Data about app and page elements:
- Opening Delimiter -
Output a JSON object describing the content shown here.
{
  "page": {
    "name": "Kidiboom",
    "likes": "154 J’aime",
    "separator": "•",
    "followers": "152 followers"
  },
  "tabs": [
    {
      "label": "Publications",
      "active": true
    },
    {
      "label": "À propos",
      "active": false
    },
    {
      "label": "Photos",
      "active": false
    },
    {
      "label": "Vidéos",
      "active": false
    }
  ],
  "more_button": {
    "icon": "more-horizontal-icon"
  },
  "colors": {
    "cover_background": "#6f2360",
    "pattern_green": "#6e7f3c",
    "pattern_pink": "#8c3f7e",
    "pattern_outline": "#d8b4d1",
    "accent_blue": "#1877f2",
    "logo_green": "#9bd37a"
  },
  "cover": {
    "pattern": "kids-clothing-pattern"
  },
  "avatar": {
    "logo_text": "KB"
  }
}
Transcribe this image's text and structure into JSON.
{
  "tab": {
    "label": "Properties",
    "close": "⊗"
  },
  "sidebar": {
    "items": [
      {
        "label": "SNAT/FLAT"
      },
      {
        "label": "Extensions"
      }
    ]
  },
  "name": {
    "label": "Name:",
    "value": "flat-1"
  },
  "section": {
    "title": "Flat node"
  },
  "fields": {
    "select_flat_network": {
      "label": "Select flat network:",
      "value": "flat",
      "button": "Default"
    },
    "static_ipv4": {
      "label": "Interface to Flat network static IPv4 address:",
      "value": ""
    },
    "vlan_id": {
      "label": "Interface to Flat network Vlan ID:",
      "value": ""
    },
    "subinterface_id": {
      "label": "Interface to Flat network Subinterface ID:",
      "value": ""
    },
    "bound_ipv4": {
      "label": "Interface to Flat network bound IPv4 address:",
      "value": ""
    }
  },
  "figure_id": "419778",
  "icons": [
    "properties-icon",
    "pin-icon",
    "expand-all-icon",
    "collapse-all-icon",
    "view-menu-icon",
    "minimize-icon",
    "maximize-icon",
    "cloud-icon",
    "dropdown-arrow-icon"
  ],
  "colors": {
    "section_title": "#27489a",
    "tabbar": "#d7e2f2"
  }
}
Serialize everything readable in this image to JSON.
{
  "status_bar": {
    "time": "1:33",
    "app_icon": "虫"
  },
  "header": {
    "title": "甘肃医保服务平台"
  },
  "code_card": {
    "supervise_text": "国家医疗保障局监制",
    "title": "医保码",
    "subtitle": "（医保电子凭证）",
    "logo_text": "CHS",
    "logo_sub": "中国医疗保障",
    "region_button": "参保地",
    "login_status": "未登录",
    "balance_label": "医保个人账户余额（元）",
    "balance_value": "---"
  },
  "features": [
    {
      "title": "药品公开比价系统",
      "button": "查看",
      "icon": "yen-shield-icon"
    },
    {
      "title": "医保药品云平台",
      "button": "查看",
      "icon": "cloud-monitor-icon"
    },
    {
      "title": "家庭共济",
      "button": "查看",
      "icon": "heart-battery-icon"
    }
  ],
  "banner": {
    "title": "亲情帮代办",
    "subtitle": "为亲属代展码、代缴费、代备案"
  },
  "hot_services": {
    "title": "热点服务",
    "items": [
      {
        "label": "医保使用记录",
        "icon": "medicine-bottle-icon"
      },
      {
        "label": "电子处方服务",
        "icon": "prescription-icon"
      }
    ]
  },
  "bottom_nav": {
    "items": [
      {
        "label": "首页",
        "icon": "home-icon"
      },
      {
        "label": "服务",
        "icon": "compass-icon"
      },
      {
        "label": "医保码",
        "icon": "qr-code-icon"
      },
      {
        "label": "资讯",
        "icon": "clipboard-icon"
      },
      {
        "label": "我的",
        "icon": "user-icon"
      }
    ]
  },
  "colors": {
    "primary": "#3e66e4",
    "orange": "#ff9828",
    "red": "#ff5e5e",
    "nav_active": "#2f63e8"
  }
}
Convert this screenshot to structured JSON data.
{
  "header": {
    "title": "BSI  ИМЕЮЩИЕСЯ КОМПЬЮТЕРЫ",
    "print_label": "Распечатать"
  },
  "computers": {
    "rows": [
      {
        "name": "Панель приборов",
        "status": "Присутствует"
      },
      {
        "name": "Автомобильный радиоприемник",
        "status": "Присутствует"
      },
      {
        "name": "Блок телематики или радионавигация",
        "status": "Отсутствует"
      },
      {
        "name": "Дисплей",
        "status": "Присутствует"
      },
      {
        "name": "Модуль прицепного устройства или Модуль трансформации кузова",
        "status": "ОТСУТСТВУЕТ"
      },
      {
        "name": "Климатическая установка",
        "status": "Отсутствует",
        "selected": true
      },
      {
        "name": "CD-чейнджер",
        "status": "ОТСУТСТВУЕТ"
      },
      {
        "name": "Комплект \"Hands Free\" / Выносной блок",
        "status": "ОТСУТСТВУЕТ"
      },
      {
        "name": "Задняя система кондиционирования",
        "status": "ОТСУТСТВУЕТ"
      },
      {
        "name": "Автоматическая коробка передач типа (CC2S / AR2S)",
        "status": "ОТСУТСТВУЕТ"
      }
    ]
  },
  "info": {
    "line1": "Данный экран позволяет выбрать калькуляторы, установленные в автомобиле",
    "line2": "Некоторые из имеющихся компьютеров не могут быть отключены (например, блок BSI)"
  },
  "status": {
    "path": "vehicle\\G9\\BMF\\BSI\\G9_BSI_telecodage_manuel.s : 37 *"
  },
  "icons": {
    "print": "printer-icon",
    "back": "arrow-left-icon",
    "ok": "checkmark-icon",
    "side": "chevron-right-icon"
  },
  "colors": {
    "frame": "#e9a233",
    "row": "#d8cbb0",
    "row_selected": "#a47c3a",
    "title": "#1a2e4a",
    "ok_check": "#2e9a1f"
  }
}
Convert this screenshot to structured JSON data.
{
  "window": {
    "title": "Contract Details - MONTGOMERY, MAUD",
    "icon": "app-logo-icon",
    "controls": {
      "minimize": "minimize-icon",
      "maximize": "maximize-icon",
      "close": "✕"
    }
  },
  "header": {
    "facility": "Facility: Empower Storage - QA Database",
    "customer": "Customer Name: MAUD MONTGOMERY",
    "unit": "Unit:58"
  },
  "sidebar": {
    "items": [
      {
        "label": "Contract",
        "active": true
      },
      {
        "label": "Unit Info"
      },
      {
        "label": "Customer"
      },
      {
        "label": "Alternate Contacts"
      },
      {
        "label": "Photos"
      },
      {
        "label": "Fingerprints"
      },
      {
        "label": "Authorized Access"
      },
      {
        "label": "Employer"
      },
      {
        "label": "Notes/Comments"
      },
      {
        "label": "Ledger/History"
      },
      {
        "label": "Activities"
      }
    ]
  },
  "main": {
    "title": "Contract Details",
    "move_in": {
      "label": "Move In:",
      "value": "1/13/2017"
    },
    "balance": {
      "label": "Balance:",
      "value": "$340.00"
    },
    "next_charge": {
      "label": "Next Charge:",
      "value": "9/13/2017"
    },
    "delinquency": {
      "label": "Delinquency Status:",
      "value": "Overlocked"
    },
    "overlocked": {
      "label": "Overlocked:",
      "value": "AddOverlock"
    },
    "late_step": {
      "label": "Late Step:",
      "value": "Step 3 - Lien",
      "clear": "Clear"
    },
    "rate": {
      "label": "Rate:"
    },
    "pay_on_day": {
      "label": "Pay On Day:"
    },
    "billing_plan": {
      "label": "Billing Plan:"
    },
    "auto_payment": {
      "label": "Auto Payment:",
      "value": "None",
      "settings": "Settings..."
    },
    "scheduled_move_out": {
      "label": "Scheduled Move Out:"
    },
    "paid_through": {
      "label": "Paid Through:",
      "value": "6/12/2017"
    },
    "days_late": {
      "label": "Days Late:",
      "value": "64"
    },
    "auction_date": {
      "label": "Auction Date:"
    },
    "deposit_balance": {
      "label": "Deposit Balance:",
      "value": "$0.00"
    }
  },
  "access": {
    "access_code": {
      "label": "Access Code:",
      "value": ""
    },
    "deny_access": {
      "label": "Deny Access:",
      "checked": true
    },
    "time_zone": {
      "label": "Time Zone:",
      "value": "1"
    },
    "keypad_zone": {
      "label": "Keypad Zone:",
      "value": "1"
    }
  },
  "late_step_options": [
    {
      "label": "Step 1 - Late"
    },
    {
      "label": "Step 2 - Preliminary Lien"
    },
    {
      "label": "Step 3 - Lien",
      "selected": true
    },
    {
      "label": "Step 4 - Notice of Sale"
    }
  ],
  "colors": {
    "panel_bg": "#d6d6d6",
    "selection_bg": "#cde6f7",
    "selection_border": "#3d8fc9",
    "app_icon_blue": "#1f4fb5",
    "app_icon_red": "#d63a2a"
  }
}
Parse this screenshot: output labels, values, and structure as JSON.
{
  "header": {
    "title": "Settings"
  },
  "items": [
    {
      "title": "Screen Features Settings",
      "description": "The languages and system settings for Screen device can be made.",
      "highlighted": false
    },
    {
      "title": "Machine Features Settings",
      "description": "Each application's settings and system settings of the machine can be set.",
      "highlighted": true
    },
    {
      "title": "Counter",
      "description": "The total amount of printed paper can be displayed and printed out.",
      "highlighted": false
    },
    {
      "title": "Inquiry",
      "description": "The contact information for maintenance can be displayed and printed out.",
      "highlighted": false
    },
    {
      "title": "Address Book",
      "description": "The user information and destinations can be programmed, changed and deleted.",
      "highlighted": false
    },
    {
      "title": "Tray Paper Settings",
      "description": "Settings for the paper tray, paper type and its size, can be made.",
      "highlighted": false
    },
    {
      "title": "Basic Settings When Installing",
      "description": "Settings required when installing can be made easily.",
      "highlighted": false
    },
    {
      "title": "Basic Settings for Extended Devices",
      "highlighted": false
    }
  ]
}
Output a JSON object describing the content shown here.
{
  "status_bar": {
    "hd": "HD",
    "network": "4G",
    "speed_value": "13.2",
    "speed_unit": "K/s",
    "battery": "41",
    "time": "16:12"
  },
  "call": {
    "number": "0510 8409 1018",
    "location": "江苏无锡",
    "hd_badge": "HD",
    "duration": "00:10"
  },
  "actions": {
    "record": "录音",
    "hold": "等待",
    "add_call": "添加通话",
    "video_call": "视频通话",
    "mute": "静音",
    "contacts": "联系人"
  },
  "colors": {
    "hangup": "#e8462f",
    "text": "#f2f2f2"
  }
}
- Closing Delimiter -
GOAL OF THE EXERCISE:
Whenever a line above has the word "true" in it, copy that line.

ANSWER SPACE:
      "active": true
        "selected": true
        "active": true
      "checked": true
      "selected": true
      "highlighted": true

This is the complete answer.